Exercise inputs section start

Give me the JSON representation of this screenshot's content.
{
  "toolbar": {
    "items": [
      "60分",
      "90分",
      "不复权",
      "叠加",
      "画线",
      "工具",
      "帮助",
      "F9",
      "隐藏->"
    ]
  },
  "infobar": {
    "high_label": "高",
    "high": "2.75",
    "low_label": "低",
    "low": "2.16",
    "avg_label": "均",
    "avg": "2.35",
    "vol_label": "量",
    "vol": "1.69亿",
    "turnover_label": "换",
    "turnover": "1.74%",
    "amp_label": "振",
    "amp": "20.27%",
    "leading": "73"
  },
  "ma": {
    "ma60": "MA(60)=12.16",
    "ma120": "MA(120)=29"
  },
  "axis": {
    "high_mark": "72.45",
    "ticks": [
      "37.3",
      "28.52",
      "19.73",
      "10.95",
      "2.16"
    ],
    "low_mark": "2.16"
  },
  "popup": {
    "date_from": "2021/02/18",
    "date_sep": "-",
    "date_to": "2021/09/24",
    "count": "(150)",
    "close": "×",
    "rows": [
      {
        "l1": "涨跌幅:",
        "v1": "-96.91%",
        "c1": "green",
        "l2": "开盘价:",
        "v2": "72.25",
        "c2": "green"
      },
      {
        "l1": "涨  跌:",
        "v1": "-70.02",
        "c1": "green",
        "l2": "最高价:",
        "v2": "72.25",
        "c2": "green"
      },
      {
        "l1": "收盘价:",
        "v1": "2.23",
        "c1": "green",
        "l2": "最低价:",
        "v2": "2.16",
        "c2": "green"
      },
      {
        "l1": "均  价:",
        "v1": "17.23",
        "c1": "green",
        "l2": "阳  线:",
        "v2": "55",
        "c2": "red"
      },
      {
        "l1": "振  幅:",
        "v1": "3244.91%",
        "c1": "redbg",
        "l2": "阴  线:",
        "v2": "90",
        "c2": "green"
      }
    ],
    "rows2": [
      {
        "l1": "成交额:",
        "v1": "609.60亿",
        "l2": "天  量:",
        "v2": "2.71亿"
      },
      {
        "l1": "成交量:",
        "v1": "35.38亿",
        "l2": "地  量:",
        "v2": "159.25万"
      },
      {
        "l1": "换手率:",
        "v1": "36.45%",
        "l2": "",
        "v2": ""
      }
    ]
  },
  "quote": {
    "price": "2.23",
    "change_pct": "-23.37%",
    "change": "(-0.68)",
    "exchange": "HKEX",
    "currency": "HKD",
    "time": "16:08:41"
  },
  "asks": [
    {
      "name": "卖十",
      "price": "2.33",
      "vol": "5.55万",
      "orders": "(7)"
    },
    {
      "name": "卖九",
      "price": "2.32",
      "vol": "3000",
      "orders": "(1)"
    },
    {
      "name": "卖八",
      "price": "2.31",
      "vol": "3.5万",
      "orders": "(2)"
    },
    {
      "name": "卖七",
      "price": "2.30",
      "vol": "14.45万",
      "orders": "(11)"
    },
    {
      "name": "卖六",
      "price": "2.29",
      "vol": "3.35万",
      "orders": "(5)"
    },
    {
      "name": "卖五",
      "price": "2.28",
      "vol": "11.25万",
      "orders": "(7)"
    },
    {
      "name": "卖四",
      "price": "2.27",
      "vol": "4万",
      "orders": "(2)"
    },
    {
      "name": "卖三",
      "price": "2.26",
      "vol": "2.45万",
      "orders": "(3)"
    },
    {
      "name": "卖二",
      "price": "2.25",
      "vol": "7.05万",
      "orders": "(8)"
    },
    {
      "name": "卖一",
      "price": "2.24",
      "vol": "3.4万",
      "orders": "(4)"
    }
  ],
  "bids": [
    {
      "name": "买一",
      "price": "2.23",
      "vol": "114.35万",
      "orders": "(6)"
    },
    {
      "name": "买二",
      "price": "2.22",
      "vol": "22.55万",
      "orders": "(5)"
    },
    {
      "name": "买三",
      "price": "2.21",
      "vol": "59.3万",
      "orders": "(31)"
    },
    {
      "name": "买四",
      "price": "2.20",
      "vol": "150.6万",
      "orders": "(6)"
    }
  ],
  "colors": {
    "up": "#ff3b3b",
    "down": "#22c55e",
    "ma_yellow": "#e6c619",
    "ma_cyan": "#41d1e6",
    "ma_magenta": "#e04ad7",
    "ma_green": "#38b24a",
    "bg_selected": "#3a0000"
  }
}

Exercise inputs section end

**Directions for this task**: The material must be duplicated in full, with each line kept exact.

**Solution for this exercise**:
Give me the JSON representation of this screenshot's content.
{
  "toolbar": {
    "items": [
      "60分",
      "90分",
      "不复权",
      "叠加",
      "画线",
      "工具",
      "帮助",
      "F9",
      "隐藏->"
    ]
  },
  "infobar": {
    "high_label": "高",
    "high": "2.75",
    "low_label": "低",
    "low": "2.16",
    "avg_label": "均",
    "avg": "2.35",
    "vol_label": "量",
    "vol": "1.69亿",
    "turnover_label": "换",
    "turnover": "1.74%",
    "amp_label": "振",
    "amp": "20.27%",
    "leading": "73"
  },
  "ma": {
    "ma60": "MA(60)=12.16",
    "ma120": "MA(120)=29"
  },
  "axis": {
    "high_mark": "72.45",
    "ticks": [
      "37.3",
      "28.52",
      "19.73",
      "10.95",
      "2.16"
    ],
    "low_mark": "2.16"
  },
  "popup": {
    "date_from": "2021/02/18",
    "date_sep": "-",
    "date_to": "2021/09/24",
    "count": "(150)",
    "close": "×",
    "rows": [
      {
        "l1": "涨跌幅:",
        "v1": "-96.91%",
        "c1": "green",
        "l2": "开盘价:",
        "v2": "72.25",
        "c2": "green"
      },
      {
        "l1": "涨  跌:",
        "v1": "-70.02",
        "c1": "green",
        "l2": "最高价:",
        "v2": "72.25",
        "c2": "green"
      },
      {
        "l1": "收盘价:",
        "v1": "2.23",
        "c1": "green",
        "l2": "最低价:",
        "v2": "2.16",
        "c2": "green"
      },
      {
        "l1": "均  价:",
        "v1": "17.23",
        "c1": "green",
        "l2": "阳  线:",
        "v2": "55",
        "c2": "red"
      },
      {
        "l1": "振  幅:",
        "v1": "3244.91%",
        "c1": "redbg",
        "l2": "阴  线:",
        "v2": "90",
        "c2": "green"
      }
    ],
    "rows2": [
      {
        "l1": "成交额:",
        "v1": "609.60亿",
        "l2": "天  量:",
        "v2": "2.71亿"
      },
      {
        "l1": "成交量:",
        "v1": "35.38亿",
        "l2": "地  量:",
        "v2": "159.25万"
      },
      {
        "l1": "换手率:",
        "v1": "36.45%",
        "l2": "",
        "v2": ""
      }
    ]
  },
  "quote": {
    "price": "2.23",
    "change_pct": "-23.37%",
    "change": "(-0.68)",
    "exchange": "HKEX",
    "currency": "HKD",
    "time": "16:08:41"
  },
  "asks": [
    {
      "name": "卖十",
      "price": "2.33",
      "vol": "5.55万",
      "orders": "(7)"
    },
    {
      "name": "卖九",
      "price": "2.32",
      "vol": "3000",
      "orders": "(1)"
    },
    {
      "name": "卖八",
      "price": "2.31",
      "vol": "3.5万",
      "orders": "(2)"
    },
    {
      "name": "卖七",
      "price": "2.30",
      "vol": "14.45万",
      "orders": "(11)"
    },
    {
      "name": "卖六",
      "price": "2.29",
      "vol": "3.35万",
      "orders": "(5)"
    },
    {
      "name": "卖五",
      "price": "2.28",
      "vol": "11.25万",
      "orders": "(7)"
    },
    {
      "name": "卖四",
      "price": "2.27",
      "vol": "4万",
      "orders": "(2)"
    },
    {
      "name": "卖三",
      "price": "2.26",
      "vol": "2.45万",
      "orders": "(3)"
    },
    {
      "name": "卖二",
      "price": "2.25",
      "vol": "7.05万",
      "orders": "(8)"
    },
    {
      "name": "卖一",
      "price": "2.24",
      "vol": "3.4万",
      "orders": "(4)"
    }
  ],
  "bids": [
    {
      "name": "买一",
      "price": "2.23",
      "vol": "114.35万",
      "orders": "(6)"
    },
    {
      "name": "买二",
      "price": "2.22",
      "vol": "22.55万",
      "orders": "(5)"
    },
    {
      "name": "买三",
      "price": "2.21",
      "vol": "59.3万",
      "orders": "(31)"
    },
    {
      "name": "买四",
      "price": "2.20",
      "vol": "150.6万",
      "orders": "(6)"
    }
  ],
  "colors": {
    "up": "#ff3b3b",
    "down": "#22c55e",
    "ma_yellow": "#e6c619",
    "ma_cyan": "#41d1e6",
    "ma_magenta": "#e04ad7",
    "ma_green": "#38b24a",
    "bg_selected": "#3a0000"
  }
}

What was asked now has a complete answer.